From the first line to the last, repeat the data exactly and drop the pictures.
··········
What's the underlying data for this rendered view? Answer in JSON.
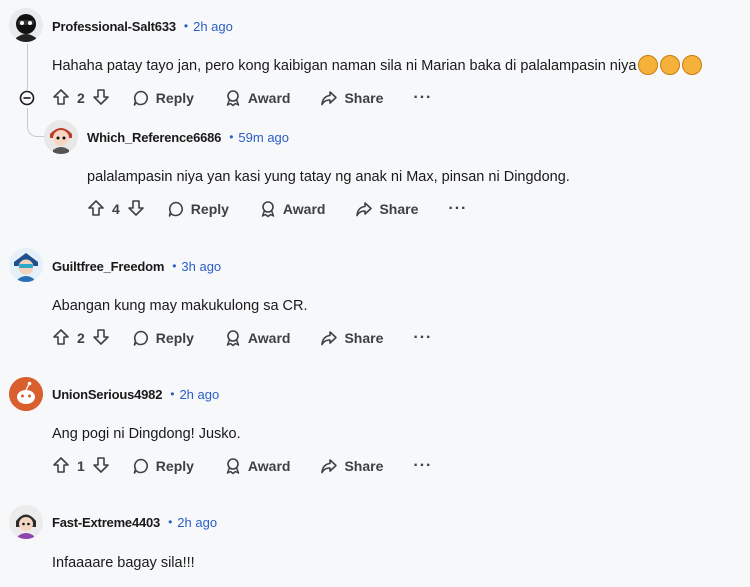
{
  "comments": [
    {
      "username": "Professional-Salt633",
      "time": "2h ago",
      "text": "Hahaha patay tayo jan, pero kong kaibigan naman sila ni Marian baka di palalampasin niya",
      "votes": "2"
    },
    {
      "username": "Which_Reference6686",
      "time": "59m ago",
      "text": "palalampasin niya yan kasi yung tatay ng anak ni Max, pinsan ni Dingdong.",
      "votes": "4"
    },
    {
      "username": "Guiltfree_Freedom",
      "time": "3h ago",
      "text": "Abangan kung may makukulong sa CR.",
      "votes": "2"
    },
    {
      "username": "UnionSerious4982",
      "time": "2h ago",
      "text": "Ang pogi ni Dingdong! Jusko.",
      "votes": "1"
    },
    {
      "username": "Fast-Extreme4403",
      "time": "2h ago",
      "text": "Infaaaare bagay sila!!!",
      "votes": ""
    }
  ],
  "labels": {
    "dot": "•",
    "reply": "Reply",
    "award": "Award",
    "share": "Share",
    "more": "···"
  },
  "emoji": [
    "rofl-emoji",
    "joy-emoji",
    "rofl-emoji"
  ],
  "colors": {
    "timestamp": "#2b5ec7",
    "background": "#f7f8fa",
    "thread_line": "#c7cbd1"
  }
}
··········
ANSWER TO THE EXERCISE:
What's the underlying data for this rendered view? Answer in JSON.
{
  "comments": [
    {
      "username": "Professional-Salt633",
      "time": "2h ago",
      "text": "Hahaha patay tayo jan, pero kong kaibigan naman sila ni Marian baka di palalampasin niya",
      "votes": "2"
    },
    {
      "username": "Which_Reference6686",
      "time": "59m ago",
      "text": "palalampasin niya yan kasi yung tatay ng anak ni Max, pinsan ni Dingdong.",
      "votes": "4"
    },
    {
      "username": "Guiltfree_Freedom",
      "time": "3h ago",
      "text": "Abangan kung may makukulong sa CR.",
      "votes": "2"
    },
    {
      "username": "UnionSerious4982",
      "time": "2h ago",
      "text": "Ang pogi ni Dingdong! Jusko.",
      "votes": "1"
    },
    {
      "username": "Fast-Extreme4403",
      "time": "2h ago",
      "text": "Infaaaare bagay sila!!!",
      "votes": ""
    }
  ],
  "labels": {
    "dot": "•",
    "reply": "Reply",
    "award": "Award",
    "share": "Share",
    "more": "···"
  },
  "emoji": [
    "rofl-emoji",
    "joy-emoji",
    "rofl-emoji"
  ],
  "colors": {
    "timestamp": "#2b5ec7",
    "background": "#f7f8fa",
    "thread_line": "#c7cbd1"
  }
}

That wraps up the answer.